What is Electricity?

DEFINITION-A form of energy resulting from the existence of charged particles (such as electrons or protons), either statically as an accumulation of charge or dynamically as a current

Basically, there are two kinds of electricity - static (stationary) and dynamic (moving). 

Dynamic Electricity (the main form) is characterized by the flow of electrons through a conductor.

A conductor is a material that contains many free electrons and is capable of carrying an electric current. Metals such as Gold, silver, aluminum and copper and are all good conductors and generally water can also be a conductor.

Fair conductors include the human body, earth, and concrete.

In the workplace skilled employees, trained in electrical safety procedures, should make sure they understand and follow ALL safety precautions. 

Those not trained to recognize and avoid electrical safety procedures, should avoid contact with ALL electrical equipment & systems.


  • SHOCK. Electric shock occurs when the human body becomes part of the path through which current flows.
  • The direct result can be electrocution.
  • The indirect result can be injury resulting from a fall or movement into machinery because of a shock
  • BURNS. Burns can result when a person touches electrical wiring or equipment that is energized.
  • ARC-BLAST. Arc-blasts occur from high- amperage currents arcing through the air. This can be caused by accidental contact with energized components or equipment failure. (Such as a dropped tool)
  • EXPLOSIONS. Explosions occur when electricity provides a source of ignition for an explosive mixture in the atmosphere.
  • FIRES. Electricity is one of the most common causes of fires both in the home and in the workplace. 
  • Defective or misused electrical equipment is a major cause.


Electricity can create conditions almost certain to result in bodily harm, property damage, or both. It is important for workers to understand the hazards involved when they are working around electrical power tools, maintaining electrical equipment, or installing equipment for electrical operation.
The effects of electric shock on the human body depend on several factors. 
The major factors are: Current and Voltage, Resistance, Path through body, and Duration of shock.
  • Current flow greater than the "let-go" threshold of an individual may cause a person to collapse, become unconscious and can result in death.

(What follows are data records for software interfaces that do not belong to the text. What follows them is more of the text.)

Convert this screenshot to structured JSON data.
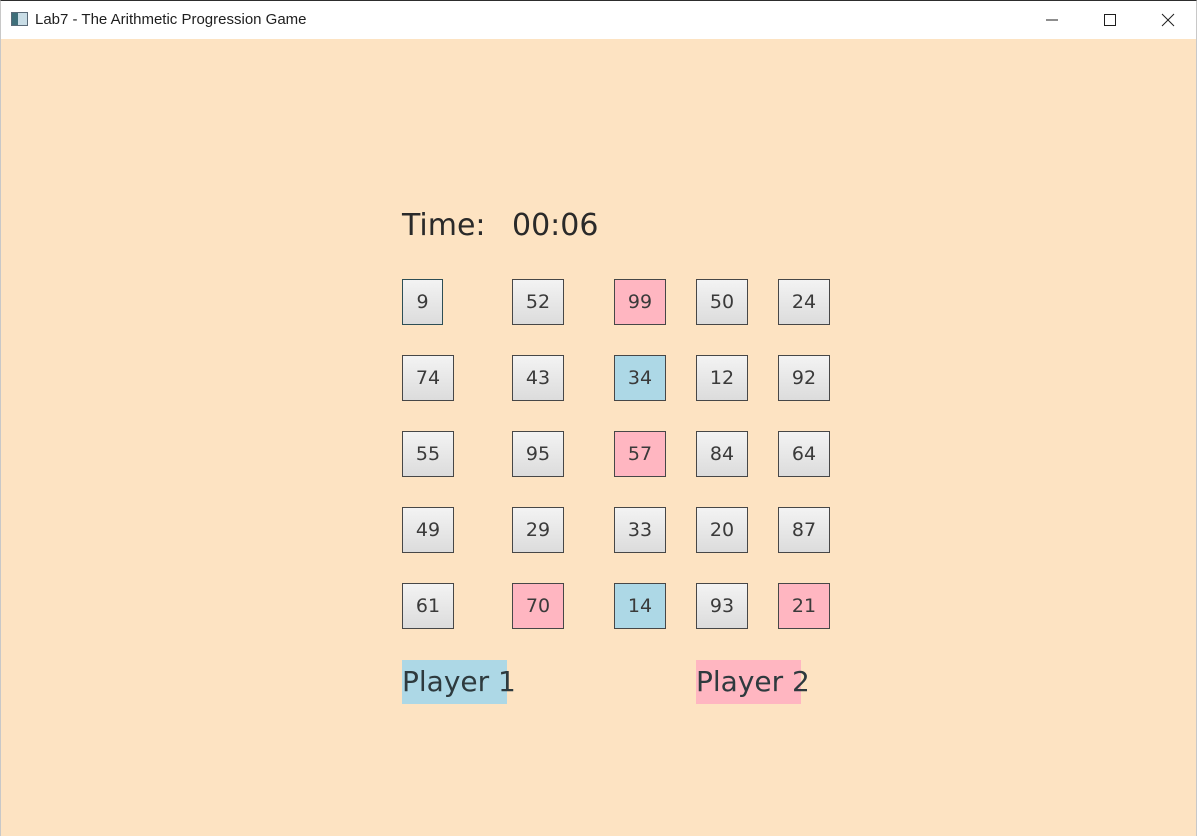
{
  "window": {
    "title": "Lab7 - The Arithmetic Progression Game",
    "icons": {
      "app": "window-app-icon",
      "minimize": "minimize-icon",
      "maximize": "maximize-icon",
      "close": "close-icon"
    }
  },
  "colors": {
    "background": "#fde3c2",
    "player1": "#add8e6",
    "player2": "#ffb6c1",
    "neutral_cell": "#e6e6e6"
  },
  "timer": {
    "label": "Time:",
    "value": "00:06"
  },
  "grid": [
    [
      {
        "value": "9",
        "owner": "none",
        "focused": true
      },
      {
        "value": "52",
        "owner": "none"
      },
      {
        "value": "99",
        "owner": "player2"
      },
      {
        "value": "50",
        "owner": "none"
      },
      {
        "value": "24",
        "owner": "none"
      }
    ],
    [
      {
        "value": "74",
        "owner": "none"
      },
      {
        "value": "43",
        "owner": "none"
      },
      {
        "value": "34",
        "owner": "player1"
      },
      {
        "value": "12",
        "owner": "none"
      },
      {
        "value": "92",
        "owner": "none"
      }
    ],
    [
      {
        "value": "55",
        "owner": "none"
      },
      {
        "value": "95",
        "owner": "none"
      },
      {
        "value": "57",
        "owner": "player2"
      },
      {
        "value": "84",
        "owner": "none"
      },
      {
        "value": "64",
        "owner": "none"
      }
    ],
    [
      {
        "value": "49",
        "owner": "none"
      },
      {
        "value": "29",
        "owner": "none"
      },
      {
        "value": "33",
        "owner": "none"
      },
      {
        "value": "20",
        "owner": "none"
      },
      {
        "value": "87",
        "owner": "none"
      }
    ],
    [
      {
        "value": "61",
        "owner": "none"
      },
      {
        "value": "70",
        "owner": "player2"
      },
      {
        "value": "14",
        "owner": "player1"
      },
      {
        "value": "93",
        "owner": "none"
      },
      {
        "value": "21",
        "owner": "player2"
      }
    ]
  ],
  "players": {
    "player1": "Player 1",
    "player2": "Player 2"
  }
}
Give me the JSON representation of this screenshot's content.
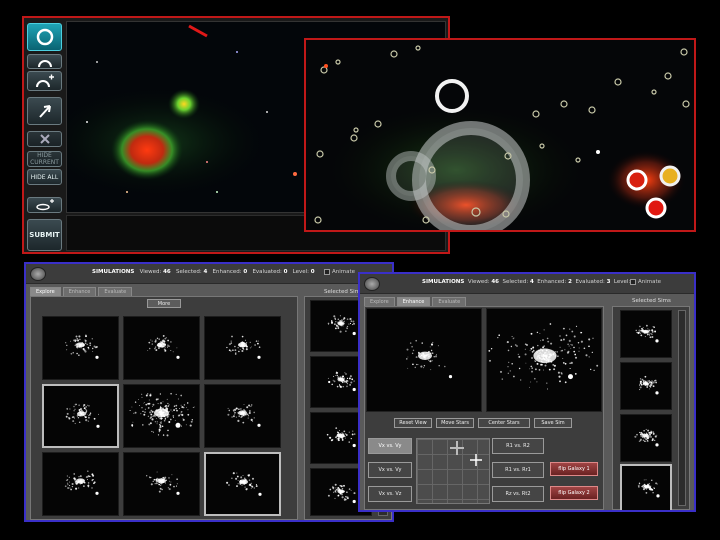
{
  "toolbar": {
    "hide_current": "HIDE CURRENT",
    "hide_all": "HIDE ALL",
    "submit": "SUBMIT"
  },
  "app1": {
    "header": {
      "title": "SIMULATIONS",
      "viewed_label": "Viewed:",
      "viewed": "46",
      "selected_label": "Selected:",
      "selected": "4",
      "enhanced_label": "Enhanced:",
      "enhanced": "0",
      "evaluated_label": "Evaluated:",
      "evaluated": "0",
      "level_label": "Level:",
      "level": "0",
      "animate": "Animate"
    },
    "tabs": [
      "Explore",
      "Enhance",
      "Evaluate"
    ],
    "more_button": "More",
    "selected_title": "Selected Sim"
  },
  "app2": {
    "header": {
      "title": "SIMULATIONS",
      "viewed_label": "Viewed:",
      "viewed": "46",
      "selected_label": "Selected:",
      "selected": "4",
      "enhanced_label": "Enhanced:",
      "enhanced": "2",
      "evaluated_label": "Evaluated:",
      "evaluated": "3",
      "level_label": "Level:",
      "level": "5",
      "animate": "Animate"
    },
    "tabs": [
      "Explore",
      "Enhance",
      "Evaluate"
    ],
    "buttons": [
      "Reset View",
      "Move Stars",
      "Center Stars",
      "Save Sim"
    ],
    "projections_left": [
      "Vx vs. Vy",
      "Vx vs. Vy",
      "Vx vs. Vz"
    ],
    "projections_right": [
      "R1 vs. R2",
      "R1 vs. Rr1",
      "Rz vs. Rt2"
    ],
    "flip_buttons": [
      "flip Galaxy 1",
      "flip Galaxy 2"
    ],
    "selected_title": "Selected Sims"
  },
  "colors": {
    "red_frame": "#c01818",
    "blue_frame": "#3a2fc8",
    "accent": "#1fa4b6"
  }
}
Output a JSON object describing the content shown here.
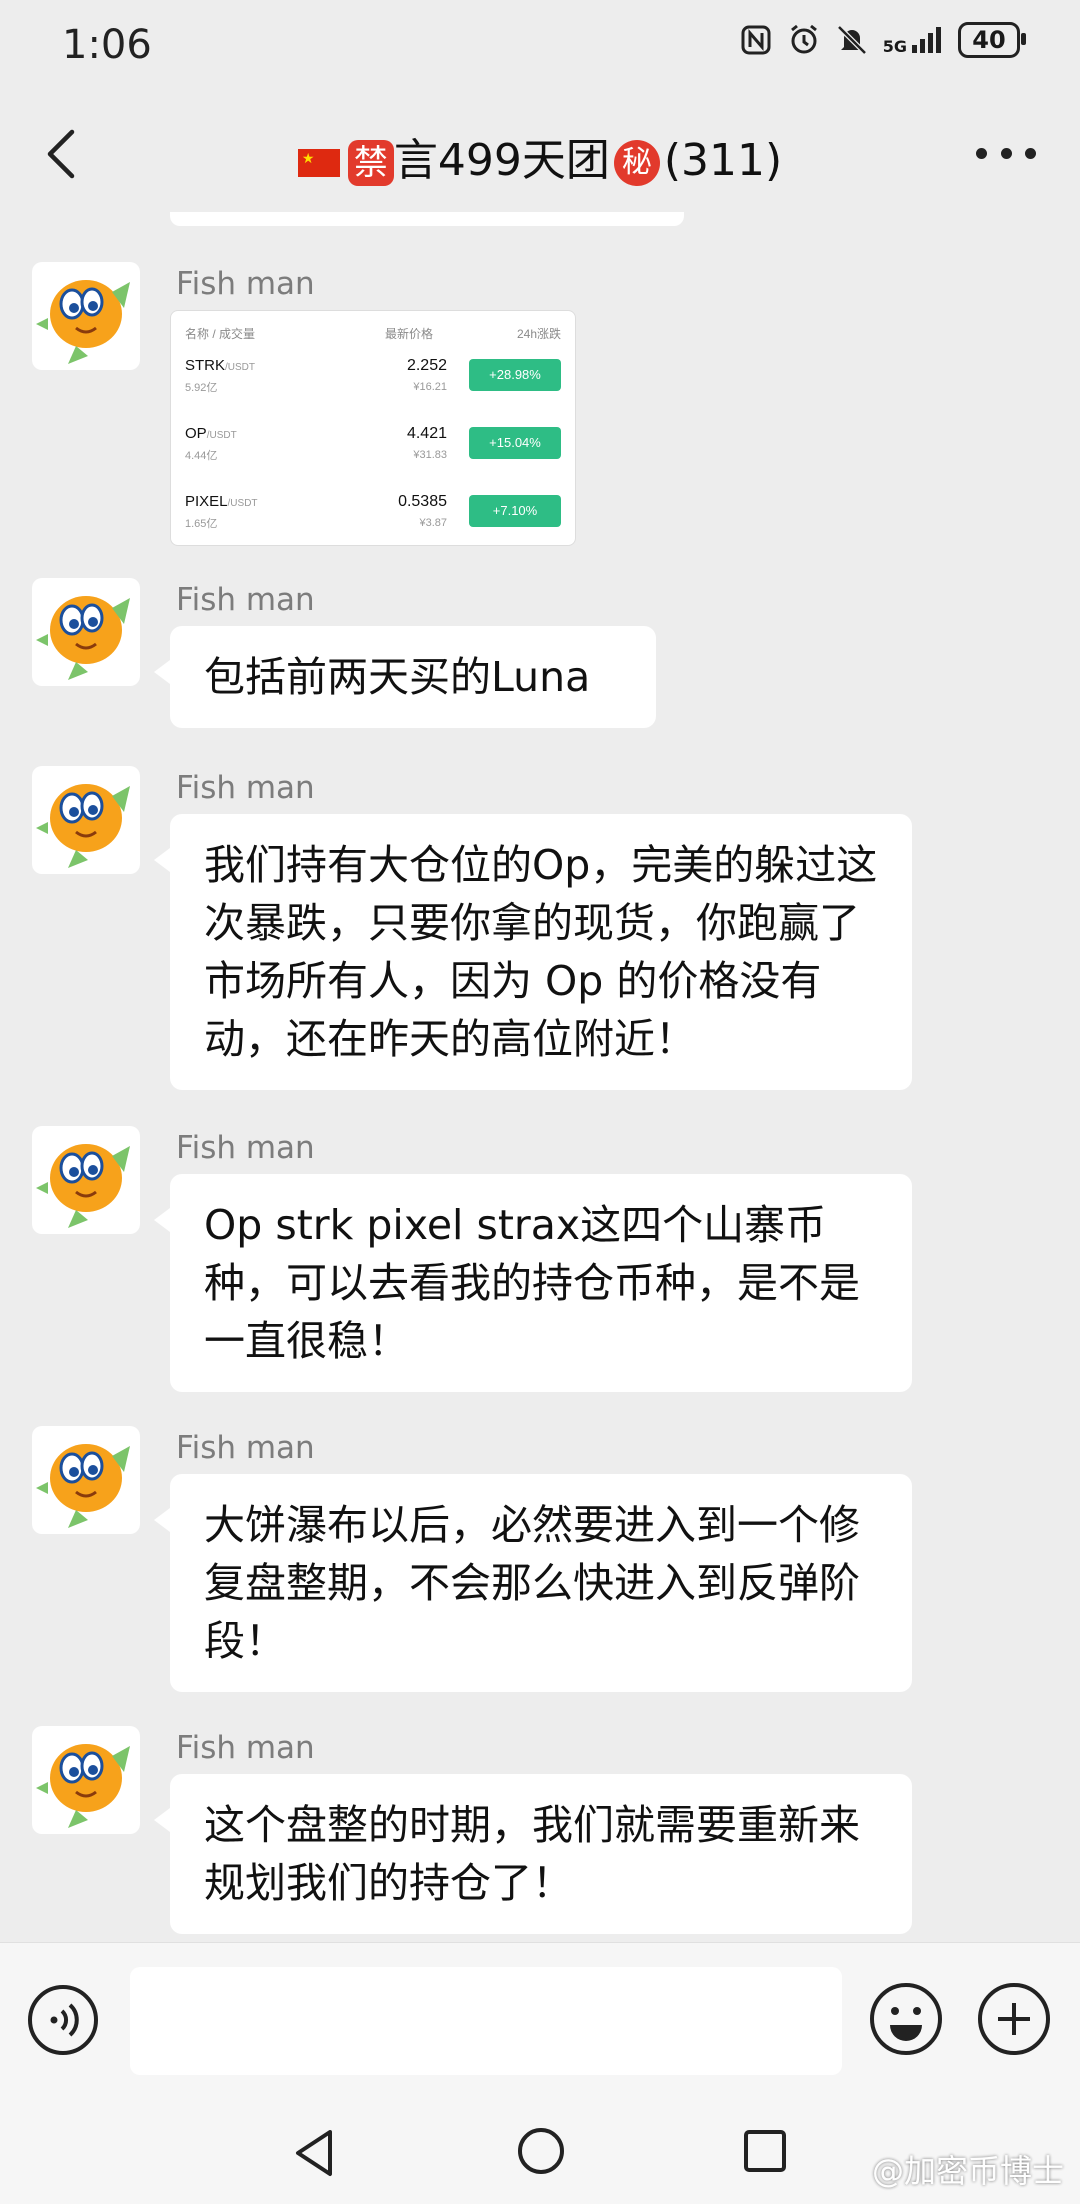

The current flow would most often have to continue for longer than five seconds
  • Current flow through the chest, neck, head or major nerve centers controlling respiration may result in a failure of the respiratory system.
  • The most dangerous condition can occur when fairly small amounts of current flow through the heart area.

Protective Devices

  • Fuses
  • Circuit Breakers
  • Ground-Fault 
  • Circuit-interrupters
  • Wiring Checks
  • Testers

Employer Obligation:

  1. Electrical equipment shall be free from recognized hazards that are likely to cause death or serious physical harm to employees
  2. Sufficient access and working space around all electrical equipment, provided & maintained to provide ready and safe operation and maintenance
  3. Live parts of electric equipment operating at 50 volts or more should be guarded from accidental contact by approved cabinets.

Entrances to rooms and other guarded locations containing exposed live parts shall be marked with conspicuous warning signs forbidding unqualified persons to enter.